EXERCISE DATA Block Start

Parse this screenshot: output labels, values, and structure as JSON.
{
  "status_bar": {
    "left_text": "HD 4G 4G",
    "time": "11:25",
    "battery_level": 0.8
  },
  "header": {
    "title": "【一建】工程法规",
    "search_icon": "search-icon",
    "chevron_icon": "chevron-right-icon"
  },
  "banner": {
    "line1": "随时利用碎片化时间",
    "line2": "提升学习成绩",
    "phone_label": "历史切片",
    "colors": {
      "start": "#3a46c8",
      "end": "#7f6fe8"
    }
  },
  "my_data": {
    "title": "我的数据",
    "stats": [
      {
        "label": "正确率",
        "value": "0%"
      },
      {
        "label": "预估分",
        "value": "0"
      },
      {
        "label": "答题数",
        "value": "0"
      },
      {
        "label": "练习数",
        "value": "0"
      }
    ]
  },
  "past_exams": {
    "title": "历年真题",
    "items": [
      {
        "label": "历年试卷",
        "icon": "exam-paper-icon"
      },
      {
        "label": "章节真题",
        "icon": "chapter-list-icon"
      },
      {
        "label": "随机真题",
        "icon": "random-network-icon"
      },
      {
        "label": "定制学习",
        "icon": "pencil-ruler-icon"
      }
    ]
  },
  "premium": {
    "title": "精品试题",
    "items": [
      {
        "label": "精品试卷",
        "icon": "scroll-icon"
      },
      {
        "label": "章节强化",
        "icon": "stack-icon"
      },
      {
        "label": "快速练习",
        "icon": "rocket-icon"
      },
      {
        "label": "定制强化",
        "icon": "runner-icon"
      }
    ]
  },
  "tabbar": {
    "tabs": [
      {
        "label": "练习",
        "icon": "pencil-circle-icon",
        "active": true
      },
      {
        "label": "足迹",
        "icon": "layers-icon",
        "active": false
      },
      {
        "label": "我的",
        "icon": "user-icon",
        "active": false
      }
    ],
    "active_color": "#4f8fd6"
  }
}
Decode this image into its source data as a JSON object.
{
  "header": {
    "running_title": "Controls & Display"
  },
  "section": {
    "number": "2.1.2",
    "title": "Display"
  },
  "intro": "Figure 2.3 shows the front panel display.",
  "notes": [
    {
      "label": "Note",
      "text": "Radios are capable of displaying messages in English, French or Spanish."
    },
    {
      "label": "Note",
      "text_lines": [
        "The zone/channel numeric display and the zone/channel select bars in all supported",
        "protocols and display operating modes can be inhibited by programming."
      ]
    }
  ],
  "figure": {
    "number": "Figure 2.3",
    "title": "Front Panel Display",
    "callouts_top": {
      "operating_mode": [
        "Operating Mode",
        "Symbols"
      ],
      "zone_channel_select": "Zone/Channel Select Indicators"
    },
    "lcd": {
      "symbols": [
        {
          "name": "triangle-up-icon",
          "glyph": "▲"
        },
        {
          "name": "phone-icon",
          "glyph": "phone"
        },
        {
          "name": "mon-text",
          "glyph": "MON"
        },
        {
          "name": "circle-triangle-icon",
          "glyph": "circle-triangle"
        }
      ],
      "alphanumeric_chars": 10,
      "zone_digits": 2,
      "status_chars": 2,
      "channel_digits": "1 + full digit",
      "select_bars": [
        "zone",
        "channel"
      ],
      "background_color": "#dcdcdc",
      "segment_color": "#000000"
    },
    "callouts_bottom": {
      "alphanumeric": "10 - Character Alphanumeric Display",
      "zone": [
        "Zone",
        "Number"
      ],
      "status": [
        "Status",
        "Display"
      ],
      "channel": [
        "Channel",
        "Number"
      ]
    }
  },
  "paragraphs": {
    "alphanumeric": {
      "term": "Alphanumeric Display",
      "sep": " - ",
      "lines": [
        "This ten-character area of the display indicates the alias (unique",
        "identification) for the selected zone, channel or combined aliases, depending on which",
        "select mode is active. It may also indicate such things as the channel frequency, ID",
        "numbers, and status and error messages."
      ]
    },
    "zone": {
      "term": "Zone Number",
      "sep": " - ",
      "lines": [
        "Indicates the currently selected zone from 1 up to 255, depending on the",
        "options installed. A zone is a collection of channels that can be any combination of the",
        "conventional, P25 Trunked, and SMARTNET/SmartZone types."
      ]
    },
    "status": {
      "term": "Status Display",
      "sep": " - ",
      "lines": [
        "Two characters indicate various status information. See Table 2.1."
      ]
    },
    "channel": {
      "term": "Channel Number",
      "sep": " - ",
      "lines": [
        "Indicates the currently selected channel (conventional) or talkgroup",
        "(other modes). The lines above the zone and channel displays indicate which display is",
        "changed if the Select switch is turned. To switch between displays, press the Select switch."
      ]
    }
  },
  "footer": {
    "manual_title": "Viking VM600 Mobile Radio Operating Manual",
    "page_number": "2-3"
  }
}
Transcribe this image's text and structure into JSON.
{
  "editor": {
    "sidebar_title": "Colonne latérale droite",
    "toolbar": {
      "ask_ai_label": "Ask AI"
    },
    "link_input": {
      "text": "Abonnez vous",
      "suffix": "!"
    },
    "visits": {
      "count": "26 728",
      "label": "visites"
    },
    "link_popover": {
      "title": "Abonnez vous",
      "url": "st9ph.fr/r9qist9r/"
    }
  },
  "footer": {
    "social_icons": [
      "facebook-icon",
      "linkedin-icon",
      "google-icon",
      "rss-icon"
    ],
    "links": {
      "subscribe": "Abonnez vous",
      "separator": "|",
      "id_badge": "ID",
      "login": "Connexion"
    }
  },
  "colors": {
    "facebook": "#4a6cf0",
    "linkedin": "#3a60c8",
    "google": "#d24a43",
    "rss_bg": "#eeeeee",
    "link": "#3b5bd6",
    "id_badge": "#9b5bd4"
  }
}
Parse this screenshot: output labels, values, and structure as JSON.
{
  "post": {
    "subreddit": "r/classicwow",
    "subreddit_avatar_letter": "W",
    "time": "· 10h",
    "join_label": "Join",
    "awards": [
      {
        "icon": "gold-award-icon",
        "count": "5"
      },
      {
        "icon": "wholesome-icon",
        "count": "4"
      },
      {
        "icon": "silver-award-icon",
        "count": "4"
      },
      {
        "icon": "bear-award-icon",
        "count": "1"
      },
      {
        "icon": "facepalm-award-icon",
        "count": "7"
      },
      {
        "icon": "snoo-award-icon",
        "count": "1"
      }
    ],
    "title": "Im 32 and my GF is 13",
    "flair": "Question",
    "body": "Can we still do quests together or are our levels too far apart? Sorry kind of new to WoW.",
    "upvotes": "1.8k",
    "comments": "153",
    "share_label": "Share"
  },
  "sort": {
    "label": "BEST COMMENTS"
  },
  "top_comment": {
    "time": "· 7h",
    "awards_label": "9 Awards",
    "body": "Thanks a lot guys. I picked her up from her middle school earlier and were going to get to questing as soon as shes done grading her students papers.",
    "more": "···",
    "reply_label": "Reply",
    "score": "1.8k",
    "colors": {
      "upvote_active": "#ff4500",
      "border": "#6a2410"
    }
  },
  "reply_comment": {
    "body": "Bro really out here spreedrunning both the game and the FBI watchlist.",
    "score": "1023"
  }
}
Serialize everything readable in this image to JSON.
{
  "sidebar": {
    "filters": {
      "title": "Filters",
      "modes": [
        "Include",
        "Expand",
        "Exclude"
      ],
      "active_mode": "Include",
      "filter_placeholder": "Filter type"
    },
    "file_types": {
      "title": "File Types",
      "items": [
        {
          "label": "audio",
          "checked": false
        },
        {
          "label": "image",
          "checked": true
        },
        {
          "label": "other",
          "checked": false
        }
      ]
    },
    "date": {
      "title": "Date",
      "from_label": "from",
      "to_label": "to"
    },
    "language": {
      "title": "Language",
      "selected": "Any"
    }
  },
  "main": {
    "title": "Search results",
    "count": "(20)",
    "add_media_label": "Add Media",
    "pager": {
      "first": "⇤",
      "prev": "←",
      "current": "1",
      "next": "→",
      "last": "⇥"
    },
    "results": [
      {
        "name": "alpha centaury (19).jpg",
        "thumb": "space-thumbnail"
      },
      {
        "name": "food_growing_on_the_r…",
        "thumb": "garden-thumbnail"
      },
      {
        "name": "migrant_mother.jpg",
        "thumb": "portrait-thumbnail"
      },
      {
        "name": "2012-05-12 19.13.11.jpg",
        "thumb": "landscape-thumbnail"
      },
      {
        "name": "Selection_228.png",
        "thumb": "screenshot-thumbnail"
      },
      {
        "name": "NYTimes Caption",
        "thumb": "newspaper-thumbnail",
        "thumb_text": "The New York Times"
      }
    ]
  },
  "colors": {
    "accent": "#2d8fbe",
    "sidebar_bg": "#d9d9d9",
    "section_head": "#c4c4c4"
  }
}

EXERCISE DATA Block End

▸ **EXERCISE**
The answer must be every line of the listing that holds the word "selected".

▸ **TASK RESULT**
        "identification) for the selected zone, channel or combined aliases, depending on which",
        "Indicates the currently selected zone from 1 up to 255, depending on the",
        "Indicates the currently selected channel (conventional) or talkgroup",
      "selected": "Any"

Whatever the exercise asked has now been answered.